TASK DESCRIPTION |
From the entries that follow, copy each line containing the word "JSON".

(Records excerpted from a collection)
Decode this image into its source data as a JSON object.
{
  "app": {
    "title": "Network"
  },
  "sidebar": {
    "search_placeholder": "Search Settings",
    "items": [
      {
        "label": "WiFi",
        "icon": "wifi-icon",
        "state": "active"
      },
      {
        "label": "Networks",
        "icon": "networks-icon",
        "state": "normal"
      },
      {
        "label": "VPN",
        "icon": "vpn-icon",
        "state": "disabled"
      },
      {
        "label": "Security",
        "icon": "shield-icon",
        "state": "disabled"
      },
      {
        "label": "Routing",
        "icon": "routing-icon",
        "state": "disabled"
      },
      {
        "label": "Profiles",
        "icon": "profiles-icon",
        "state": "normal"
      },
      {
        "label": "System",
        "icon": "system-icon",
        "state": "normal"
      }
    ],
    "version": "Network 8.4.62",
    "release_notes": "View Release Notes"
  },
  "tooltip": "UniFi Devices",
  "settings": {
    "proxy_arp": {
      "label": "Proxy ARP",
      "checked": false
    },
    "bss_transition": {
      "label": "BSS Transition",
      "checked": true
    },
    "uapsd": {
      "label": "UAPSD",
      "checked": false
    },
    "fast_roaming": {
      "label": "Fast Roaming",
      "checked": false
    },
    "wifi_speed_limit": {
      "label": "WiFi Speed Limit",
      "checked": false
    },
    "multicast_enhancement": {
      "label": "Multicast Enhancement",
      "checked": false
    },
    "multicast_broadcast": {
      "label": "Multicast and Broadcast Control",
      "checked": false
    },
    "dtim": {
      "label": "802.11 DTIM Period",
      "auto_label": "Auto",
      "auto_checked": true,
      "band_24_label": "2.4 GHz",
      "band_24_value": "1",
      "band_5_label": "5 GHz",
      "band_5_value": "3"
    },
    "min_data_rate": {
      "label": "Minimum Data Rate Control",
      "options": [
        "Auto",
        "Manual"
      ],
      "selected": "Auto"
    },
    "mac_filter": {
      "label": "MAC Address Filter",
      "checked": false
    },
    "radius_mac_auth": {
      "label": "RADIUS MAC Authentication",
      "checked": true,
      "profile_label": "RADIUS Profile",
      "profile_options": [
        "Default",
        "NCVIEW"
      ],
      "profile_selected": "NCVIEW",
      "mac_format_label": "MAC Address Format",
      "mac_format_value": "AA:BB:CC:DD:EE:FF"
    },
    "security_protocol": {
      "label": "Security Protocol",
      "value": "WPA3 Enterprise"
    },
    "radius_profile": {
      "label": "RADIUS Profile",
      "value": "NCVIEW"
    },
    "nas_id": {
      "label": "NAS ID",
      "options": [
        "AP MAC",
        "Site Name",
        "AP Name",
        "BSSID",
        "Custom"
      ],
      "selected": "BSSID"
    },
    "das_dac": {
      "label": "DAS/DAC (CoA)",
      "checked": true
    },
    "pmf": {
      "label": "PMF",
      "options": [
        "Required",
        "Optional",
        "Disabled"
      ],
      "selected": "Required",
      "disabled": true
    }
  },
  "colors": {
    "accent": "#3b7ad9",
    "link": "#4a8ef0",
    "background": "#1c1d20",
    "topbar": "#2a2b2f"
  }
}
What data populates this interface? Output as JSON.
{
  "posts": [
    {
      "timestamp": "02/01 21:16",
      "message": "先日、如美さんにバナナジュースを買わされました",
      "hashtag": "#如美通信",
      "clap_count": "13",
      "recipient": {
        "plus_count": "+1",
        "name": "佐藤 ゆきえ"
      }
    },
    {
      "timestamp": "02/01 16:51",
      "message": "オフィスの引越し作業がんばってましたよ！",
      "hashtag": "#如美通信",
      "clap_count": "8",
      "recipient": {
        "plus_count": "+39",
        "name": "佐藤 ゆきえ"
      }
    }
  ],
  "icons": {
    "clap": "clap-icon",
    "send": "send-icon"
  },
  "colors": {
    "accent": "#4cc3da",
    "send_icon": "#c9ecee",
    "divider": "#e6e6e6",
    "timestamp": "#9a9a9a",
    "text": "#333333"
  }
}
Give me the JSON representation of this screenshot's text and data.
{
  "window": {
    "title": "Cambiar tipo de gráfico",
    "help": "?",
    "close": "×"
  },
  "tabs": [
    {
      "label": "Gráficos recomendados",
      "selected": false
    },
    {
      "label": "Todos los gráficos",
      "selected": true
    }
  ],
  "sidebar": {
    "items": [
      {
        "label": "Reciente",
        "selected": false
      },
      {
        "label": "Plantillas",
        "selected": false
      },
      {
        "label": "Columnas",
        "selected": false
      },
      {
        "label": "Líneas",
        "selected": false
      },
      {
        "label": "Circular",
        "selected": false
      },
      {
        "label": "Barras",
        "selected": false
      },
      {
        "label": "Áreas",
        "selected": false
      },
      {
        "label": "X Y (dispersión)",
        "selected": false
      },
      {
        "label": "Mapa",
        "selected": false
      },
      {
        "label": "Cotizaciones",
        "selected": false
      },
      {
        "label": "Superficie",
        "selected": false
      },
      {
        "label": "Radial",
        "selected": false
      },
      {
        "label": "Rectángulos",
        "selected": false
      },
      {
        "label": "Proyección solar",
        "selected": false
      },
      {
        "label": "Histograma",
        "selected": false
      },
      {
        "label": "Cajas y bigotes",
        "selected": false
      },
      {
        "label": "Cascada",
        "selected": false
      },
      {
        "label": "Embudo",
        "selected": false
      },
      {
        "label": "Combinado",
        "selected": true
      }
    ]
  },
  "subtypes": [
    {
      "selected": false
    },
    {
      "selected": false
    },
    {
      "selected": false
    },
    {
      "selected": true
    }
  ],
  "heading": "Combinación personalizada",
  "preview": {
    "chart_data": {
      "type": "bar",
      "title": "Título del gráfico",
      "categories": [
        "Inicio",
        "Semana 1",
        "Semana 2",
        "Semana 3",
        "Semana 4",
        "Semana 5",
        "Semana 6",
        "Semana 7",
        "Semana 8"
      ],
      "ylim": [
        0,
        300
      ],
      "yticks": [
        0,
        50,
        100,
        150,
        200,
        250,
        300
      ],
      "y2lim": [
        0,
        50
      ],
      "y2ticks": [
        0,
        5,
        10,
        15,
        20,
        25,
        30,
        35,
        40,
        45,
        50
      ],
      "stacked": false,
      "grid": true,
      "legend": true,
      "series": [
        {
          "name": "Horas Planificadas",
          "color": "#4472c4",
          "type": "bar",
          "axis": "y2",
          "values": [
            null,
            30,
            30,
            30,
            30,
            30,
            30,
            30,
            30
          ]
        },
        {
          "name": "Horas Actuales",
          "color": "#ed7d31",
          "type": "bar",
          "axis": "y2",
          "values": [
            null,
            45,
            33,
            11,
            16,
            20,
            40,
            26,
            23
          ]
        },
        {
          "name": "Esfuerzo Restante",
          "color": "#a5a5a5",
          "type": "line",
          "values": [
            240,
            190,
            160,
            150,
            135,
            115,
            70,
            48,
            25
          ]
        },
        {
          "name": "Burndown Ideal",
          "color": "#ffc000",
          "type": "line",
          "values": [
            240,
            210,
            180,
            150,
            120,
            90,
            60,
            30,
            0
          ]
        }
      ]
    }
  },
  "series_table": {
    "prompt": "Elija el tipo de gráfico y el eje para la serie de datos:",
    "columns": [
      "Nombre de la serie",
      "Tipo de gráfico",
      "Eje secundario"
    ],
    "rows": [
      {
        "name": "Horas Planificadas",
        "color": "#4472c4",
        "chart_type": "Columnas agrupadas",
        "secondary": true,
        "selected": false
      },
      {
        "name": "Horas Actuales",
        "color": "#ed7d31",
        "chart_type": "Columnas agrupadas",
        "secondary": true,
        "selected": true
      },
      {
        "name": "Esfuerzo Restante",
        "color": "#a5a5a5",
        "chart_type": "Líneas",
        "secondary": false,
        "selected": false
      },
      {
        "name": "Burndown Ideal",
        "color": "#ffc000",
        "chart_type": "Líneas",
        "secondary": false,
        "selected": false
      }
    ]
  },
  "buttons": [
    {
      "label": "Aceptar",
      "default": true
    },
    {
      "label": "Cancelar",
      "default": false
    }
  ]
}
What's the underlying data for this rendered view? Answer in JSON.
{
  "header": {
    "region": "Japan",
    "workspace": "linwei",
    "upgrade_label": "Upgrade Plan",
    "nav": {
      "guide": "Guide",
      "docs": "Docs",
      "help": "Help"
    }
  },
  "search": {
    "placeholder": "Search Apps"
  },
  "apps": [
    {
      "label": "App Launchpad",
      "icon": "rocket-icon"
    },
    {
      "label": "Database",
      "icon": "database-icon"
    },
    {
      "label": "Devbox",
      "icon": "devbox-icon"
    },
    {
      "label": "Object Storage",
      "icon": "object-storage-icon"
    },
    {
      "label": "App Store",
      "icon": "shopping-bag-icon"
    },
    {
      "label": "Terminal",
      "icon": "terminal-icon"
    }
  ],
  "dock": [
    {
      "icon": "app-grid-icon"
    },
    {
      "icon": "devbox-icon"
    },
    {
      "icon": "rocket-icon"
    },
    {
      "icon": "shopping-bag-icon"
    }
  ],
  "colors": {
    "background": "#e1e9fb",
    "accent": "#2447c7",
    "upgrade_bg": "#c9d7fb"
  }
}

ANSWER |
Decode this image into its source data as a JSON object.
What data populates this interface? Output as JSON.
Give me the JSON representation of this screenshot's text and data.
What's the underlying data for this rendered view? Answer in JSON.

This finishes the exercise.